When people opine that once "this generation" (a vague reference to anyone older than Millenials, apparently) is gone (or just old white men, like your humble host), then the liberals and progressives in America will flourish because all of the "bad ideas," in culture, politics, what-have-you, will die with them and the "right" people will finally take over and run the country, from D.C. on down.
I was trying to think of a way to describe the persistence of cultures, and I thought of John F. Kennedy. None of the Kennedys occupy a space in the public mind reserved for "devout religious believers." They were cradle Catholics, but the mind boggles even trying to imagine JFK going to confession. Does anyone think he felt the need to confess affairs with Marilyn Monroe or how many women he'd slept with since his last visit to the booth? I don't mean to be judgmental; it's just not the public image of JFK any of us have.

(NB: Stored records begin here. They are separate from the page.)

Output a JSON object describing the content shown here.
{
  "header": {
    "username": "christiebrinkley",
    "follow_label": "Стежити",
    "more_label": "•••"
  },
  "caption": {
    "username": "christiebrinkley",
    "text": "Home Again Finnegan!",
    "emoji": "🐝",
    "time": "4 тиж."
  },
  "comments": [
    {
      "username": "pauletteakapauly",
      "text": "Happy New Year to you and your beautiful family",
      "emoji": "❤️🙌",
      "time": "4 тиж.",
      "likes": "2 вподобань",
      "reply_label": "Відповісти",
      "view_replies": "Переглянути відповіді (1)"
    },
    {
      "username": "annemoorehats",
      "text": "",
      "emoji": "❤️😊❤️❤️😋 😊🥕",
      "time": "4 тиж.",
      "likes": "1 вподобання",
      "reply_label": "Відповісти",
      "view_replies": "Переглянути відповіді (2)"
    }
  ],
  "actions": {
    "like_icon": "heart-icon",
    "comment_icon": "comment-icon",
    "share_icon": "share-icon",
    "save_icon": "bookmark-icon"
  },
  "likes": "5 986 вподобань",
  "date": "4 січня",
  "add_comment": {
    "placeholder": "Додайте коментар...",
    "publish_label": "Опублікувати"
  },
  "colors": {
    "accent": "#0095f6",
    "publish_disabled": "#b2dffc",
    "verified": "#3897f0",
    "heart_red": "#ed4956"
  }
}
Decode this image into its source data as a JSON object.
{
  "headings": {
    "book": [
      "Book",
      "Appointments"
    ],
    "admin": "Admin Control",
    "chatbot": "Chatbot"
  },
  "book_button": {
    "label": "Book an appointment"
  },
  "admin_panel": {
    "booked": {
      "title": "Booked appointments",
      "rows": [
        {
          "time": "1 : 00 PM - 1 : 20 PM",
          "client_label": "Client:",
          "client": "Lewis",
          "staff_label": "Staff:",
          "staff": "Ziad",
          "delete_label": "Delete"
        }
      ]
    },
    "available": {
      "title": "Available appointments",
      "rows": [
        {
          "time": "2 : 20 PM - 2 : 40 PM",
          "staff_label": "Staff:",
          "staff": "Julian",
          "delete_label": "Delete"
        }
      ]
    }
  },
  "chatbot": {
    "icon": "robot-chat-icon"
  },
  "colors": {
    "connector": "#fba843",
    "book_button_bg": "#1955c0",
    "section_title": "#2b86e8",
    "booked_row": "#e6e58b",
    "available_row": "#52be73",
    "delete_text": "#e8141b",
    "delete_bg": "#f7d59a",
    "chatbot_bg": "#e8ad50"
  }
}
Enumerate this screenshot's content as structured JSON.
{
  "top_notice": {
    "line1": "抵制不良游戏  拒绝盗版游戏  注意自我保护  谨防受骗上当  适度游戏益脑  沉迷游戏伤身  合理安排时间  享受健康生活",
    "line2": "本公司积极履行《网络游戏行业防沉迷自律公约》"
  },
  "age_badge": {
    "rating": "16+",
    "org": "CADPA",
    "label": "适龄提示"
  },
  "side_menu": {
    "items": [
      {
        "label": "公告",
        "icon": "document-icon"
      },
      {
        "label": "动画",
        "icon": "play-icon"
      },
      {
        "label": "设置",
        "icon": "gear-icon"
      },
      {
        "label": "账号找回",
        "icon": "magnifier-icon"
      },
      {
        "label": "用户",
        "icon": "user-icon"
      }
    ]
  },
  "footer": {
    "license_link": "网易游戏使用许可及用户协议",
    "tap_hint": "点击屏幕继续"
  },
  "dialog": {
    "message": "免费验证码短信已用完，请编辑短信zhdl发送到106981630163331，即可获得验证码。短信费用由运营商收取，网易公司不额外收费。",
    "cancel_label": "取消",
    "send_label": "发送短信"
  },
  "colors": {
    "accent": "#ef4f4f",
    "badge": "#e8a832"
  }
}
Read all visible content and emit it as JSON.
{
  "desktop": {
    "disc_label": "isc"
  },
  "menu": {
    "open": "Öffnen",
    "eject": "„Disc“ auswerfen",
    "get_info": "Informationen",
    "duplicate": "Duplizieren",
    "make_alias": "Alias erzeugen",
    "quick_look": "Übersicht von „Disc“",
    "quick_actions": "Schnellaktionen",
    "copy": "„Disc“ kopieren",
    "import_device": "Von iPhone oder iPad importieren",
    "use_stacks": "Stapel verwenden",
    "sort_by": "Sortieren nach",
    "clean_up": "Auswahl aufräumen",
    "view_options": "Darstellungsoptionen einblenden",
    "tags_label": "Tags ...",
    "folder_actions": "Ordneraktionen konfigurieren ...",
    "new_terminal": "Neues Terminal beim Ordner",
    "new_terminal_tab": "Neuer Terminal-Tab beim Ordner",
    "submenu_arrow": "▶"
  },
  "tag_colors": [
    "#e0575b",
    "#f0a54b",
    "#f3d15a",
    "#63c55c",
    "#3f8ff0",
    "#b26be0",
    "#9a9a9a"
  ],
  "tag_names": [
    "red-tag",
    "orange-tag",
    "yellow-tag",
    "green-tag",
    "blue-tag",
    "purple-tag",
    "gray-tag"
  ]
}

And yet he was Catholic enough to scare the bejesus out of Protestants, and he had to assure the Greater Houston Ministerial Association that he wouldn't be taking orders from the Bishop of Rome. Protestant memories of Catholic persecution are unfortunately long. The Protestant/Catholic schism was a nasty one, and anger over it lingered a long time. Eventually, however, as an historical issue, it became exactly that: ancient history.
It was sometime after JFK that the ecumenical movement among Christians finally made some headway, and it still hasn't with certain Protestants who make it almost a statement of faith that Rome is the Biblical whore of Babylon. But by the time JFK made his speech the Reformation which set out to change the Catholic church was nearly 450 years old (it will observe its 500th anniversary next year). Undeniably the Reformation stirred animosities, but all the people who experienced that struggle died out centuries ago. Even the Puritans who were forced out of England when the Reformation took hold there ended their reign in America in the 18th century.
And yet Puritan attitudes persist, and some Protestants still despise the Church in Rome, and most are still uneasy with it. I could easily trace the transmission of that animosity, but at some point the trail goes cold. It's like the rhymes and legends you learn in childhood that it turns out your parents also learned as children. But adults teach kids about Santa Claus, not about "Bloody Mary" and "eenie meanie minie mo." Yet every kid knows those things, too, almost as an inheritance of growing up American. Why do some "memes" persist, while others fade? And who is transmitting them, that they are always nearly universal?
Which brings us back to the question: when is the perfect generation finally going to take its place on the world stage? When will all these attitudes and ideas we despise finally die out?
When will they ever learn?
Subscribe to: Post Comments (Atom)
Post a Comment